Slot machines are ubiquitous in the world of gambling. While they started their lives inside casinos, they have found their way into many other establishments now too. Their use depends on where you are in the world, as different countries set different rules. Where in some countries it can only be found in casinos, in most of the west, you don’t have to travel far to find a slot machine.

The History Of The Slot Machine
Photo by Sarah Wardlaw on Unsplash.

Today, slot machines can be found in casinos, high street betting shops, clubs, bars, pubs, airports, train stations, motorway service stations, and even on some piers in seaside resorts.

But where did the slot machine come from, and how was it created? Here is its history.

The First Slot Machine
Slot machines were invented by Charles Fey in 1895. Fey lived in San Francisco and worked as a mechanic. He created an entirely mechanical, three reel machine that used gears and levers to make it work.
 
Fey named the first slot machine “Liberty Bell” since each of the reels featured an image of the cracked Liberty Bell.

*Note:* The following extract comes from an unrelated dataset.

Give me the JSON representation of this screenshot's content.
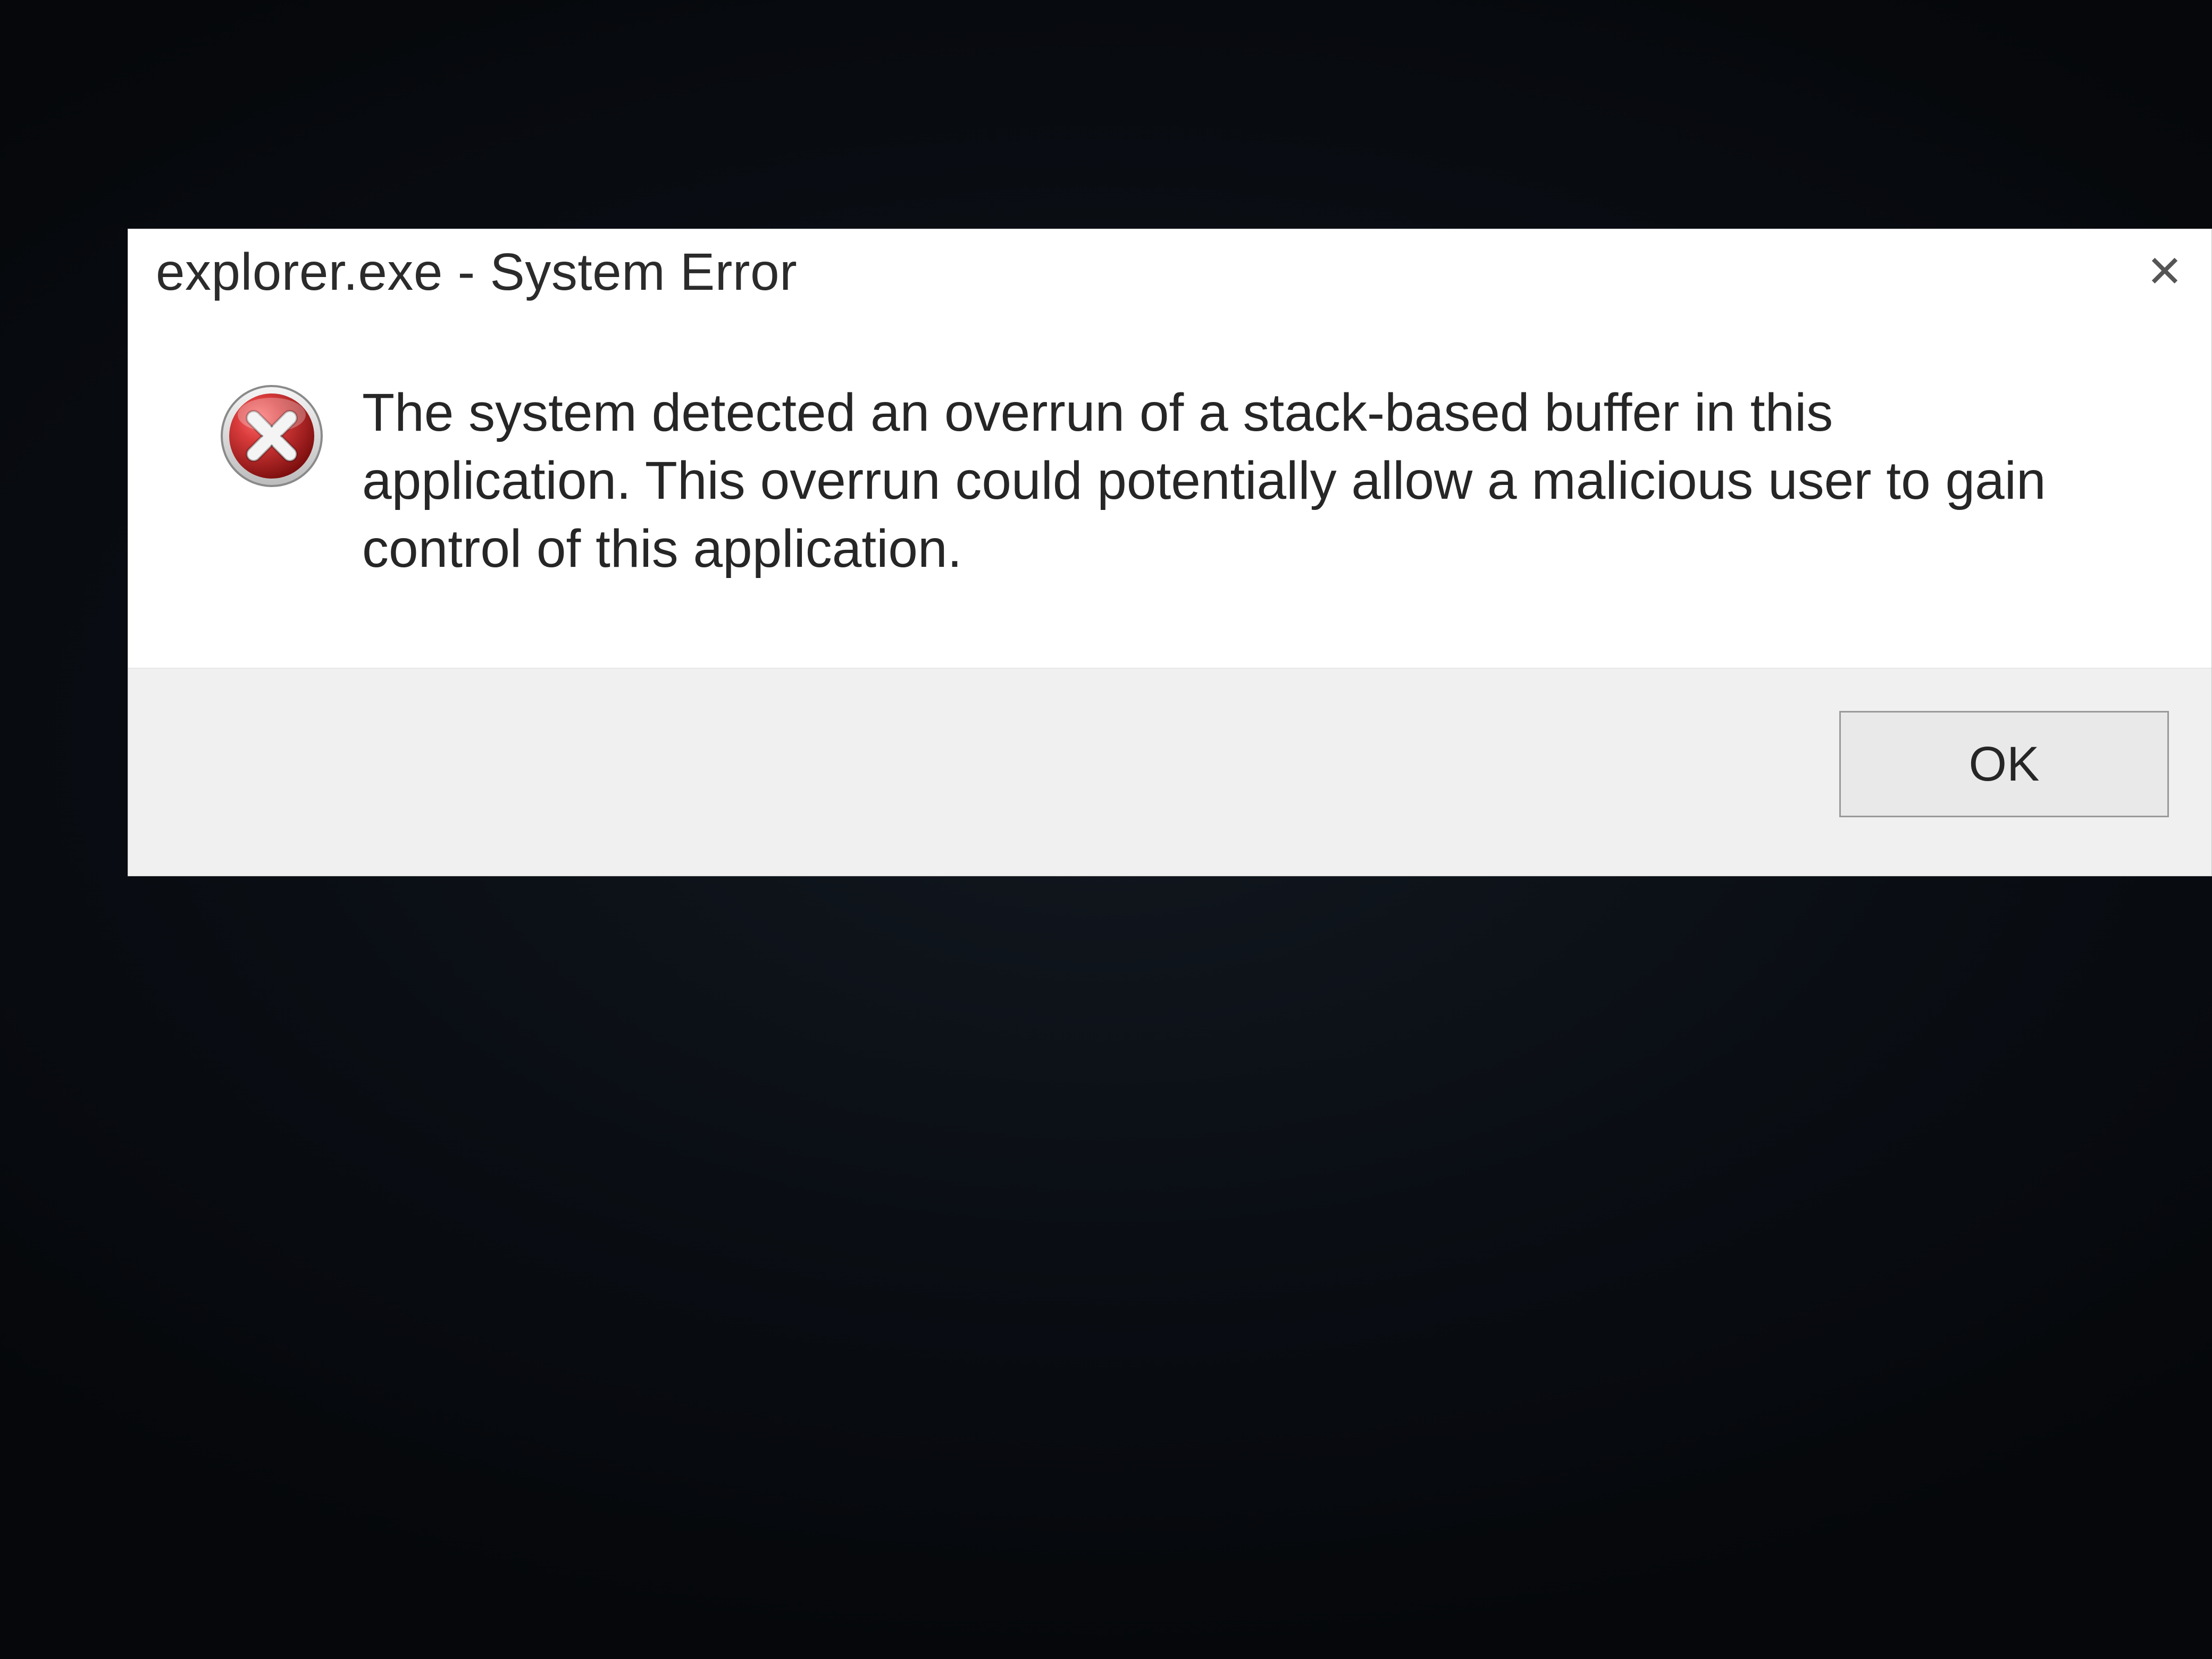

It worked exactly like most slot machines of the 20th century, with the user pulling down a lever to start the reels spinning.
 
The machine’s jackpot was set at 50 cents and it paid out if all three reels landed on the Liberty Bell image.
 
It still exists today, and can be seen at the Liberty Belle saloon in Reno.

The History Of The Slot Machine
Photo by Carl Raw on Unsplash.

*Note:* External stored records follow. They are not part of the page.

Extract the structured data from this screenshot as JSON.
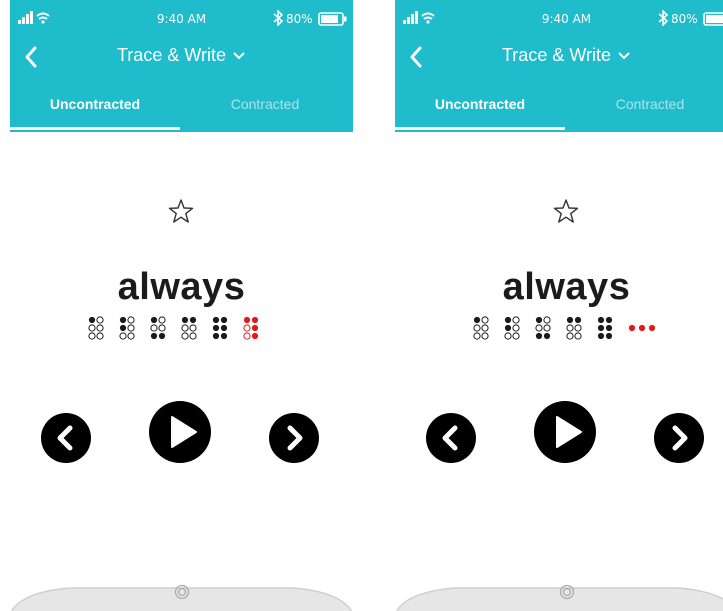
{
  "colors": {
    "header": "#1fbccb",
    "dot_filled": "#1b1b1b",
    "dot_highlight": "#e01b1b",
    "tab_inactive": "#a8e6ec"
  },
  "screens": [
    {
      "status": {
        "time": "9:40 AM",
        "battery": "80%"
      },
      "nav": {
        "title": "Trace & Write"
      },
      "tabs": [
        "Uncontracted",
        "Contracted"
      ],
      "word": "always",
      "braille_cells": [
        [
          1,
          0,
          0,
          0,
          0,
          0
        ],
        [
          1,
          1,
          0,
          0,
          0,
          0
        ],
        [
          1,
          0,
          1,
          0,
          0,
          1
        ],
        [
          1,
          0,
          0,
          1,
          0,
          0
        ],
        [
          1,
          1,
          1,
          1,
          1,
          1
        ],
        [
          0,
          0,
          0,
          0,
          0,
          0
        ]
      ],
      "highlight_cell": 5,
      "highlight_mode": "cell"
    },
    {
      "status": {
        "time": "9:40 AM",
        "battery": "80%"
      },
      "nav": {
        "title": "Trace & Write"
      },
      "tabs": [
        "Uncontracted",
        "Contracted"
      ],
      "word": "always",
      "braille_cells": [
        [
          1,
          0,
          0,
          0,
          0,
          0
        ],
        [
          1,
          1,
          0,
          0,
          0,
          0
        ],
        [
          1,
          0,
          1,
          0,
          0,
          1
        ],
        [
          1,
          0,
          0,
          1,
          0,
          0
        ],
        [
          1,
          1,
          1,
          1,
          1,
          1
        ],
        [
          0,
          0,
          0,
          0,
          0,
          0
        ]
      ],
      "highlight_cell": 5,
      "highlight_mode": "row"
    }
  ]
}
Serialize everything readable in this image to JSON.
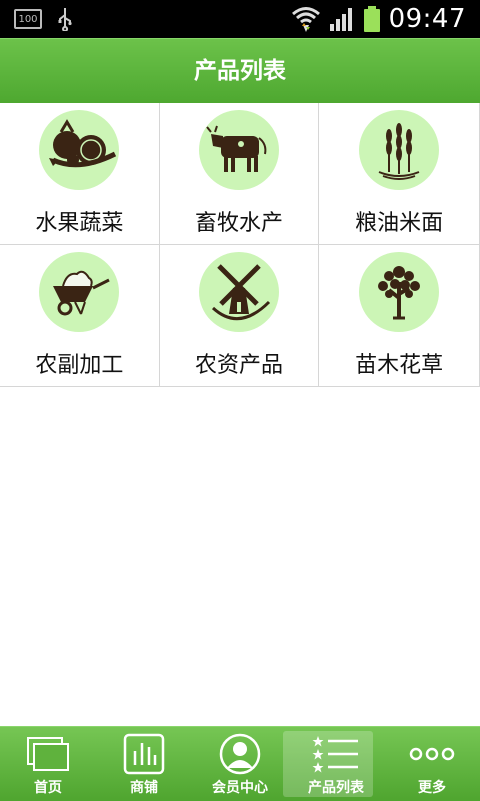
{
  "status_bar": {
    "battery_small_text": "100",
    "time": "09:47"
  },
  "header": {
    "title": "产品列表"
  },
  "categories": [
    {
      "label": "水果蔬菜",
      "icon": "vegetables-icon"
    },
    {
      "label": "畜牧水产",
      "icon": "cow-icon"
    },
    {
      "label": "粮油米面",
      "icon": "wheat-icon"
    },
    {
      "label": "农副加工",
      "icon": "wheelbarrow-icon"
    },
    {
      "label": "农资产品",
      "icon": "windmill-icon"
    },
    {
      "label": "苗木花草",
      "icon": "tree-icon"
    }
  ],
  "tabs": [
    {
      "label": "首页",
      "icon": "home-icon"
    },
    {
      "label": "商铺",
      "icon": "shop-icon"
    },
    {
      "label": "会员中心",
      "icon": "member-icon"
    },
    {
      "label": "产品列表",
      "icon": "list-icon",
      "active": true
    },
    {
      "label": "更多",
      "icon": "more-icon"
    }
  ],
  "colors": {
    "green_accent": "#5bb53a",
    "icon_circle": "#ccf5b6",
    "icon_dark": "#3a2414"
  }
}
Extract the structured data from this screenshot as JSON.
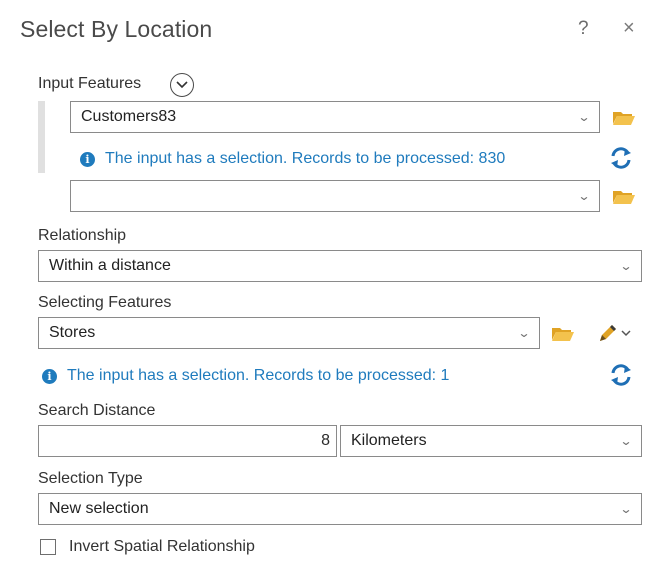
{
  "title": "Select By Location",
  "title_help": "?",
  "title_close": "×",
  "input_features": {
    "label": "Input Features",
    "items": [
      {
        "value": "Customers83"
      },
      {
        "value": ""
      }
    ],
    "info": "The input has a selection. Records to be processed: 830"
  },
  "relationship": {
    "label": "Relationship",
    "value": "Within a distance"
  },
  "selecting_features": {
    "label": "Selecting Features",
    "value": "Stores",
    "info": "The input has a selection. Records to be processed: 1"
  },
  "search_distance": {
    "label": "Search Distance",
    "value": "8",
    "unit": "Kilometers"
  },
  "selection_type": {
    "label": "Selection Type",
    "value": "New selection"
  },
  "invert": {
    "label": "Invert Spatial Relationship",
    "checked": false
  },
  "icons": {
    "folder_color": "#f0b93b",
    "refresh_color": "#1f6fb5",
    "info_color": "#1f7bbd"
  }
}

Fruit Machines and One Armed Bandits
In the UK, slot machines are often called fruit machines. This comes from the fruit images traditionally used on the reels. The original Liberty Bell used images of playing cards, but by the early 1900s they were replaced by the now ubiquitous pictures of fruit.

This was because slot machines were widely banned across the United States, so Fey and other manufacturers adapted the devices to dispense chewing gum instead of money. The gum would be released from the machine if the reels lined up to three pictures of gum.

The other commonly used term “one armed bandits” comes from the fact that the machines were originally controlled by a long lever (or arm), usually found on the right side of the machine. The user pulled it down to activate the reels.

NOW READ  How Has Technology Furthered The iGaming Industry?

Digital Revolution
The late 1990s and early 2000s saw slot machines switch from using mechanical systems, to completely digital machines that had no spinning reels, but instead used video screens to display the moving images.

This change was done for two primary reasons. Firstly, it increased the security of the devices, making them more difficult to tamper with.

Secondly, it made them more versatile allowing manufacturers to make the games more exciting by creating different versions with augmented features, bonus rounds and modifiers.

Online Slots
Video slot games are not exclusive to physical casinos though. Many online casinos also allow gamers to play free slots, often having hundreds of different themed games. This allows players to be immersed in the latest features, bonus rounds and promotions with a plethora of options that can keep them entertained for hours.

Online slots began in the mid to late 1990s, when online casinos started taking off. They were an accessible game that had almost no rules to understand, making it easy for new players to online casinos.

Just like video slot machines inside casinos, online video slots have developed significantly over the years. There are now hundreds of versions of slot games for players to choose from, with themes ranging from Ancient Egypt all the way to outer space. They’ve also been made available for mobile devices like smartphones and tablets.

Slot Machine Competitions
There are even tournaments for slots players, similar to tournaments for poker and other games. They do not have the same following as other games, and some tournaments seem to have only run for a couple of years. However, some still exist including one that takes place in physical casinos across South Africa.

The Future of Slot Machines
Slot machines have come a long way since they were invented in the 19th century. They’ve found themselves in more places than Fey could ever have imagined, and they’ve evolved way beyond the mechanical device he first created.

The future of slots is likely the development of video slots in both real world and online casinos, with new versions being created regularly to offer a fresh experience for regular customers.

Featured photo by Sarah Wardlaw on Unsplash.

Published by Mike chua

Avid tech enthusiast, gadget lover, marketing critic and most importantly, love to reason and talk.